There’s something strange going on in the waters off the Pacific Coast—the starfish are dying. The phenomenon was first discovered by divers off the coast of Washington last June, and it’s now being reported that tens of thousands of starfish–from as far south as Mexico all the way up to Alaska–have mysteriously died. Scientists are searching for an explanation, but the only thing clear at this point is that a kill off of this magnitude has never before been seen.
The leading theory is that the starfish are being infected by some type of virus or bacteria. Before dying, they develop lesions and spasms so violent that the arms tear themselves off the body and crawl away. The starfish dies shortly thereafter and then melts. Yes, I said they melt. One scientist described it as melting into a, “Pile of white goo.”
Scientists are scrambling to identify the culprit, and its turned into a fight against the clock. When the disease was first reported off the coast of Seattle, it seemed to affect only one species, but it’s now attacking twelve species, and there are reports that starfish are starting to die on the Atlantic coast. I’ve not seen nor read any reports of starfish kills in the gulf.
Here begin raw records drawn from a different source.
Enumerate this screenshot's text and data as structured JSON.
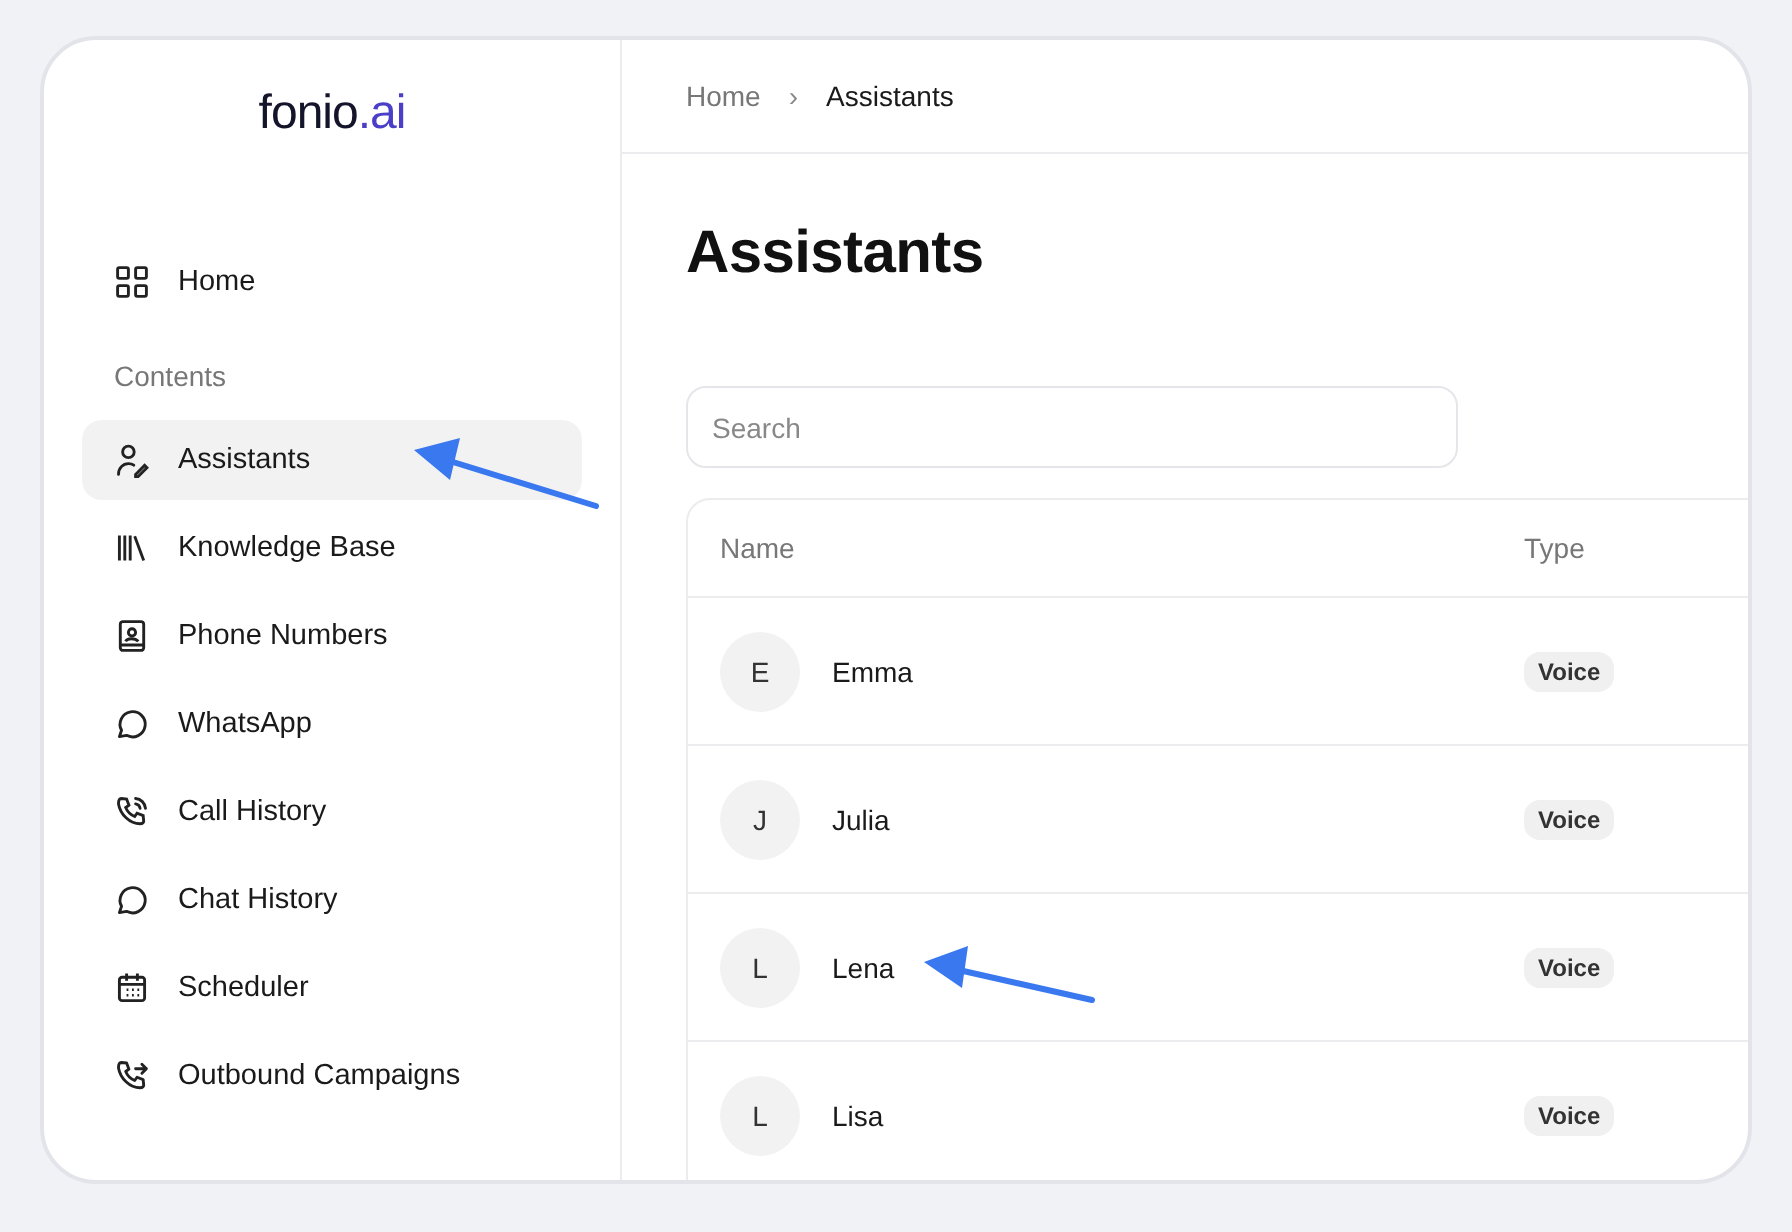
{
  "logo": {
    "wordmark": "fonio",
    "suffix": ".ai"
  },
  "sidebar": {
    "home": {
      "label": "Home",
      "selected": false
    },
    "section_label": "Contents",
    "items": [
      {
        "label": "Assistants",
        "selected": true
      },
      {
        "label": "Knowledge Base",
        "selected": false
      },
      {
        "label": "Phone Numbers",
        "selected": false
      },
      {
        "label": "WhatsApp",
        "selected": false
      },
      {
        "label": "Call History",
        "selected": false
      },
      {
        "label": "Chat History",
        "selected": false
      },
      {
        "label": "Scheduler",
        "selected": false
      },
      {
        "label": "Outbound Campaigns",
        "selected": false
      }
    ]
  },
  "breadcrumb": [
    "Home",
    "Assistants"
  ],
  "breadcrumb_separator": "›",
  "page_title": "Assistants",
  "search": {
    "placeholder": "Search"
  },
  "table": {
    "columns": [
      "Name",
      "Type"
    ],
    "rows": [
      {
        "initial": "E",
        "name": "Emma",
        "type": "Voice"
      },
      {
        "initial": "J",
        "name": "Julia",
        "type": "Voice"
      },
      {
        "initial": "L",
        "name": "Lena",
        "type": "Voice"
      },
      {
        "initial": "L",
        "name": "Lisa",
        "type": "Voice"
      }
    ]
  }
}
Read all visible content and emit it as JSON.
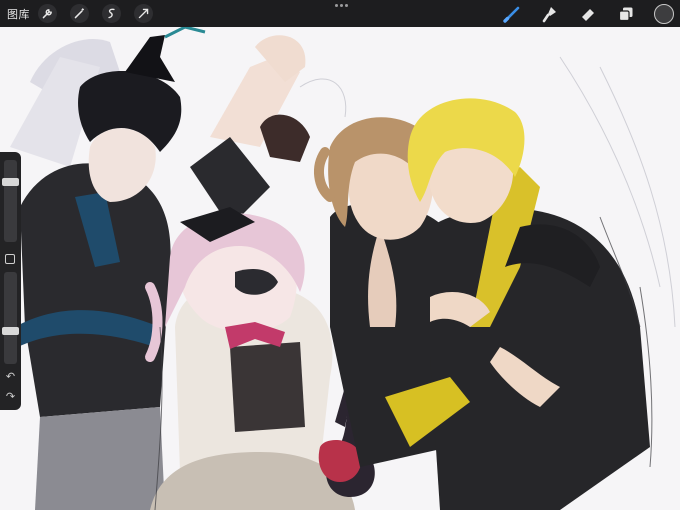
{
  "toolbar": {
    "gallery_label": "图库",
    "left_tools": [
      "wrench-icon",
      "magic-wand-icon",
      "selection-icon",
      "transform-icon"
    ],
    "right_tools": [
      "brush-icon",
      "smudge-icon",
      "eraser-icon",
      "layers-icon"
    ],
    "active_tool": "brush",
    "active_color": "#3d3d3f",
    "accent": "#3a8ee6"
  },
  "sidebar": {
    "brush_size": 0.76,
    "opacity": 0.35
  }
}
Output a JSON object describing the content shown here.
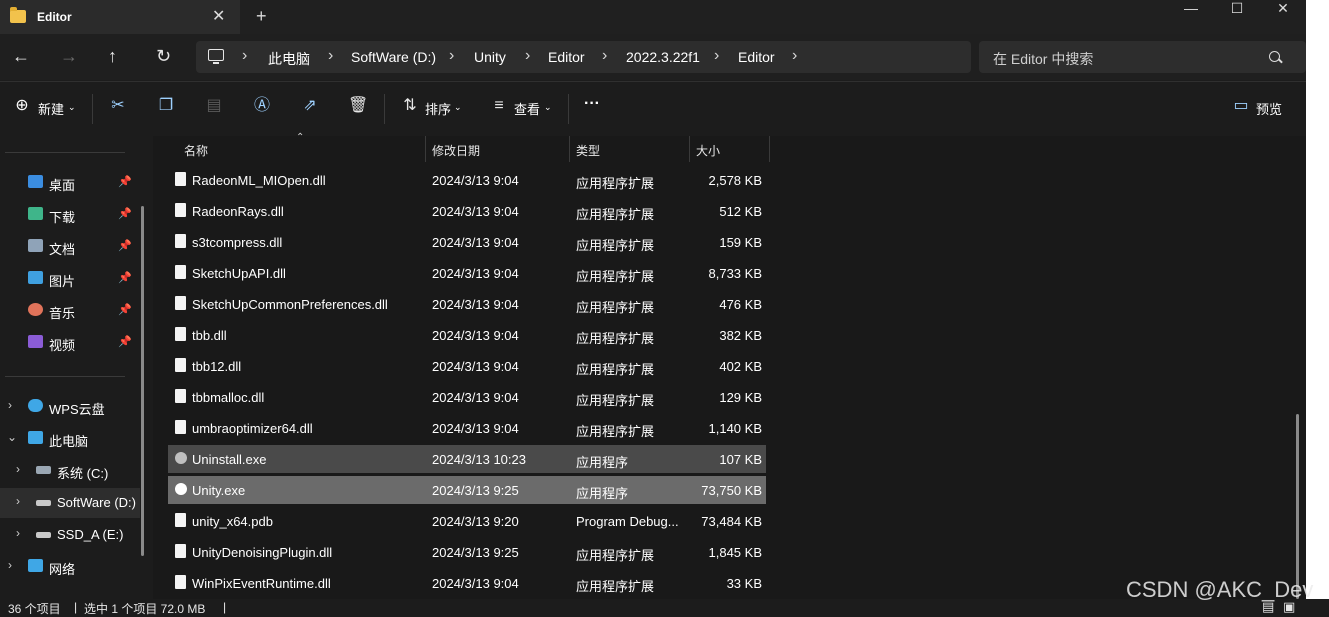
{
  "window": {
    "tab_title": "Editor",
    "controls": {
      "minimize": "—",
      "maximize": "☐",
      "close": "✕"
    }
  },
  "address": {
    "crumbs": [
      "此电脑",
      "SoftWare (D:)",
      "Unity",
      "Editor",
      "2022.3.22f1",
      "Editor"
    ],
    "search_placeholder": "在 Editor 中搜索"
  },
  "commands": {
    "new_label": "新建",
    "sort_label": "排序",
    "view_label": "查看",
    "more_label": "···",
    "preview_label": "预览"
  },
  "sidebar": {
    "quick": [
      {
        "label": "桌面",
        "color": "#3b8de0"
      },
      {
        "label": "下载",
        "color": "#3fb58a"
      },
      {
        "label": "文档",
        "color": "#8fa3b8"
      },
      {
        "label": "图片",
        "color": "#3fa0e0"
      },
      {
        "label": "音乐",
        "color": "#e0735a"
      },
      {
        "label": "视频",
        "color": "#8b5cd6"
      }
    ],
    "tree": [
      {
        "label": "WPS云盘"
      },
      {
        "label": "此电脑"
      },
      {
        "label": "系统 (C:)"
      },
      {
        "label": "SoftWare (D:)"
      },
      {
        "label": "SSD_A (E:)"
      },
      {
        "label": "网络"
      }
    ]
  },
  "columns": {
    "name": "名称",
    "date": "修改日期",
    "type": "类型",
    "size": "大小"
  },
  "files": [
    {
      "name": "RadeonML_MIOpen.dll",
      "date": "2024/3/13 9:04",
      "type": "应用程序扩展",
      "size": "2,578 KB"
    },
    {
      "name": "RadeonRays.dll",
      "date": "2024/3/13 9:04",
      "type": "应用程序扩展",
      "size": "512 KB"
    },
    {
      "name": "s3tcompress.dll",
      "date": "2024/3/13 9:04",
      "type": "应用程序扩展",
      "size": "159 KB"
    },
    {
      "name": "SketchUpAPI.dll",
      "date": "2024/3/13 9:04",
      "type": "应用程序扩展",
      "size": "8,733 KB"
    },
    {
      "name": "SketchUpCommonPreferences.dll",
      "date": "2024/3/13 9:04",
      "type": "应用程序扩展",
      "size": "476 KB"
    },
    {
      "name": "tbb.dll",
      "date": "2024/3/13 9:04",
      "type": "应用程序扩展",
      "size": "382 KB"
    },
    {
      "name": "tbb12.dll",
      "date": "2024/3/13 9:04",
      "type": "应用程序扩展",
      "size": "402 KB"
    },
    {
      "name": "tbbmalloc.dll",
      "date": "2024/3/13 9:04",
      "type": "应用程序扩展",
      "size": "129 KB"
    },
    {
      "name": "umbraoptimizer64.dll",
      "date": "2024/3/13 9:04",
      "type": "应用程序扩展",
      "size": "1,140 KB"
    },
    {
      "name": "Uninstall.exe",
      "date": "2024/3/13 10:23",
      "type": "应用程序",
      "size": "107 KB"
    },
    {
      "name": "Unity.exe",
      "date": "2024/3/13 9:25",
      "type": "应用程序",
      "size": "73,750 KB"
    },
    {
      "name": "unity_x64.pdb",
      "date": "2024/3/13 9:20",
      "type": "Program Debug...",
      "size": "73,484 KB"
    },
    {
      "name": "UnityDenoisingPlugin.dll",
      "date": "2024/3/13 9:25",
      "type": "应用程序扩展",
      "size": "1,845 KB"
    },
    {
      "name": "WinPixEventRuntime.dll",
      "date": "2024/3/13 9:04",
      "type": "应用程序扩展",
      "size": "33 KB"
    }
  ],
  "status": {
    "count": "36 个项目",
    "selection": "选中 1 个项目  72.0 MB"
  },
  "watermark": "CSDN @AKC_Dev"
}
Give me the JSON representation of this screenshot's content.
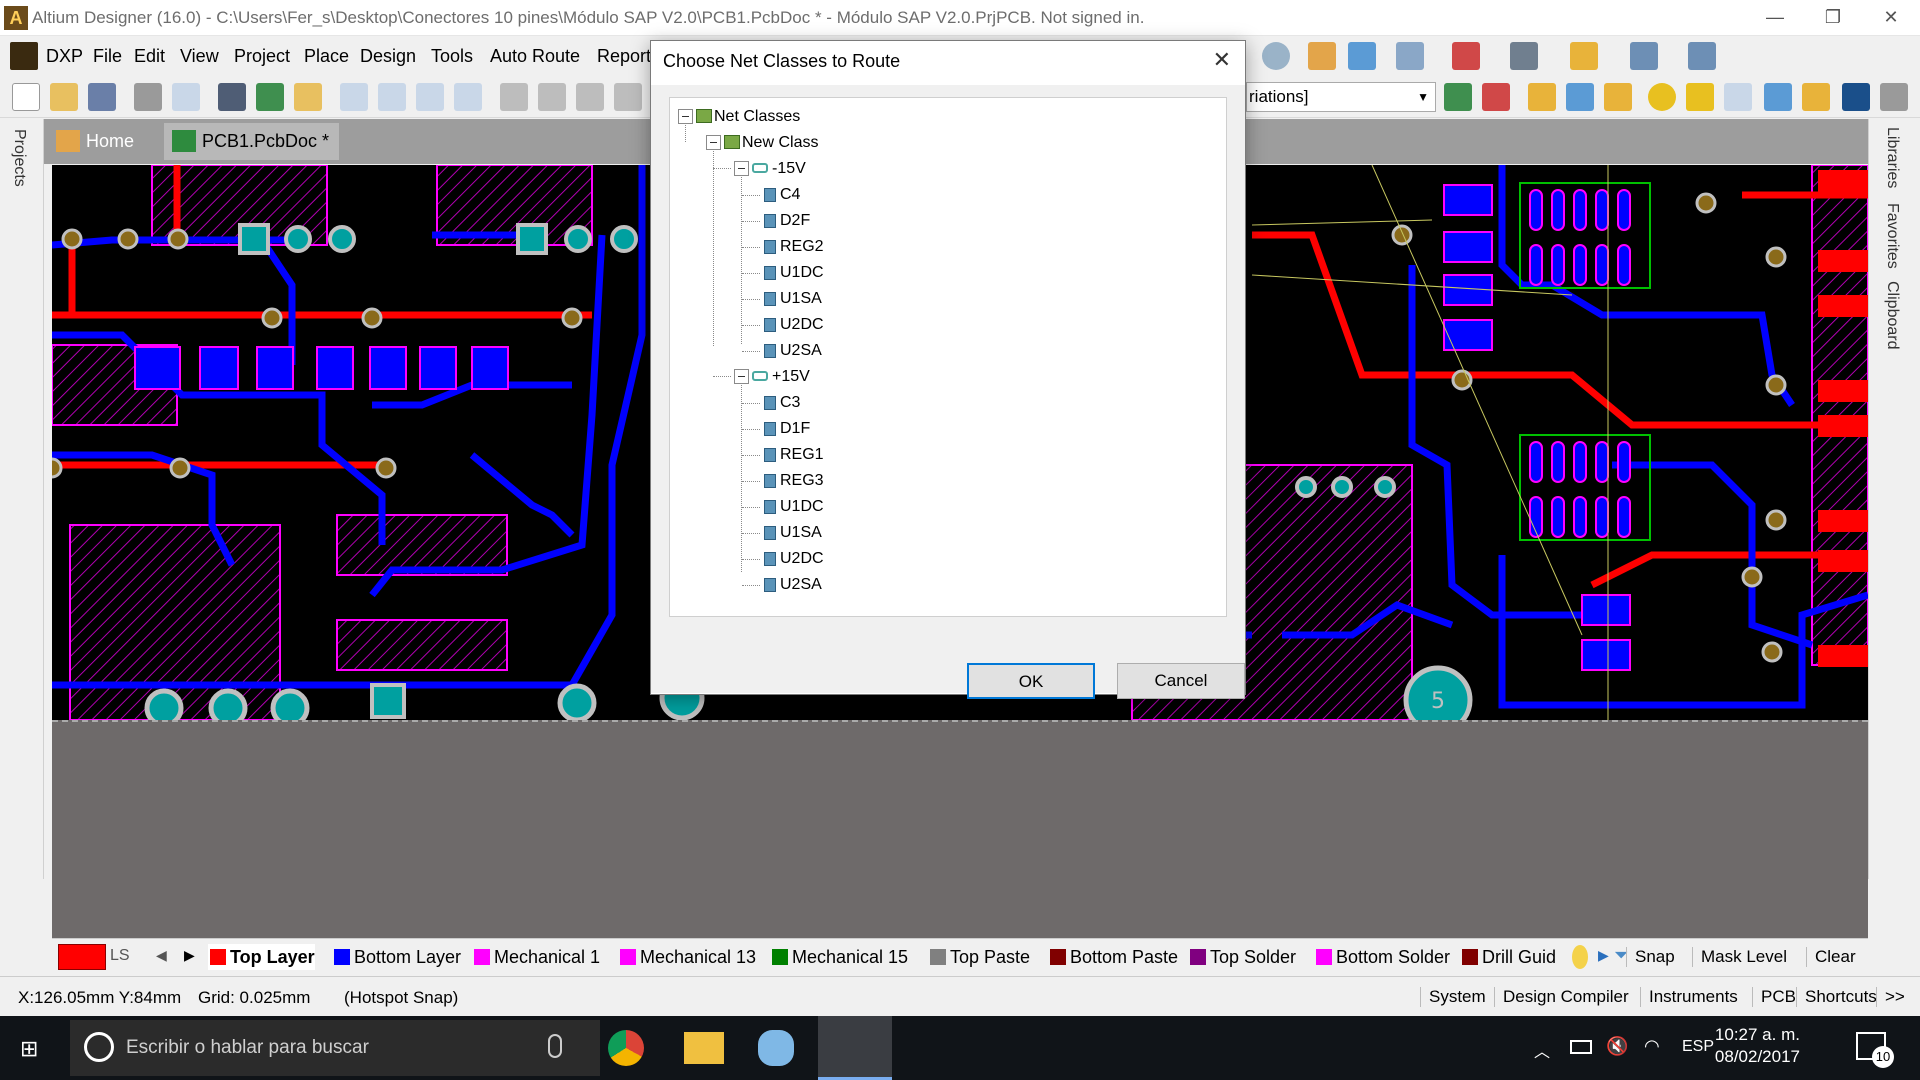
{
  "window": {
    "title": "Altium Designer (16.0) - C:\\Users\\Fer_s\\Desktop\\Conectores 10 pines\\Módulo SAP V2.0\\PCB1.PcbDoc * - Módulo SAP V2.0.PrjPCB. Not signed in.",
    "minimize": "—",
    "restore": "❐",
    "close": "✕"
  },
  "menu": [
    "DXP",
    "File",
    "Edit",
    "View",
    "Project",
    "Place",
    "Design",
    "Tools",
    "Auto Route",
    "Report"
  ],
  "variations_combo": "riations]",
  "tabs": [
    {
      "label": "Home",
      "icon": "home-icon"
    },
    {
      "label": "PCB1.PcbDoc *",
      "icon": "pcb-doc-icon"
    }
  ],
  "left_panel": {
    "label": "Projects"
  },
  "right_panels": [
    "Libraries",
    "Favorites",
    "Clipboard"
  ],
  "canvas": {
    "pad_label": "5"
  },
  "layers": {
    "current_indicator": "LS",
    "items": [
      {
        "label": "Top Layer",
        "color": "#ff0000",
        "active": true
      },
      {
        "label": "Bottom Layer",
        "color": "#0000ff"
      },
      {
        "label": "Mechanical 1",
        "color": "#ff00ff"
      },
      {
        "label": "Mechanical 13",
        "color": "#ff00ff"
      },
      {
        "label": "Mechanical 15",
        "color": "#008000"
      },
      {
        "label": "Top Paste",
        "color": "#808080"
      },
      {
        "label": "Bottom Paste",
        "color": "#800000"
      },
      {
        "label": "Top Solder",
        "color": "#800080"
      },
      {
        "label": "Bottom Solder",
        "color": "#ff00ff"
      },
      {
        "label": "Drill Guid",
        "color": "#800000"
      }
    ],
    "snap": "Snap",
    "mask_level": "Mask Level",
    "clear": "Clear"
  },
  "status": {
    "coords": "X:126.05mm Y:84mm",
    "grid": "Grid: 0.025mm",
    "snap_mode": "(Hotspot Snap)",
    "panels": [
      "System",
      "Design Compiler",
      "Instruments",
      "PCB",
      "Shortcuts",
      ">>"
    ]
  },
  "taskbar": {
    "search_placeholder": "Escribir o hablar para buscar",
    "lang": "ESP",
    "time": "10:27 a. m.",
    "date": "08/02/2017",
    "notifications": "10"
  },
  "dialog": {
    "title": "Choose Net Classes to Route",
    "ok": "OK",
    "cancel": "Cancel",
    "tree": {
      "root": "Net Classes",
      "class": "New Class",
      "groups": [
        {
          "name": "-15V",
          "items": [
            "C4",
            "D2F",
            "REG2",
            "U1DC",
            "U1SA",
            "U2DC",
            "U2SA"
          ]
        },
        {
          "name": "+15V",
          "items": [
            "C3",
            "D1F",
            "REG1",
            "REG3",
            "U1DC",
            "U1SA",
            "U2DC",
            "U2SA"
          ]
        }
      ]
    }
  },
  "colors": {
    "top_layer": "#ff0000",
    "bottom_layer": "#0000ff",
    "pad": "#00a0a0",
    "via_ring": "#c0c0c0",
    "component_hatch": "#ff00ff",
    "canvas_bg": "#000000"
  }
}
Here’s a pretty comprehensive piece on the starfish kill, which scientists have named Sea Star Wasting Disease:
Lone Star Chronicles – Life, Liberty & the Pursuit of Fish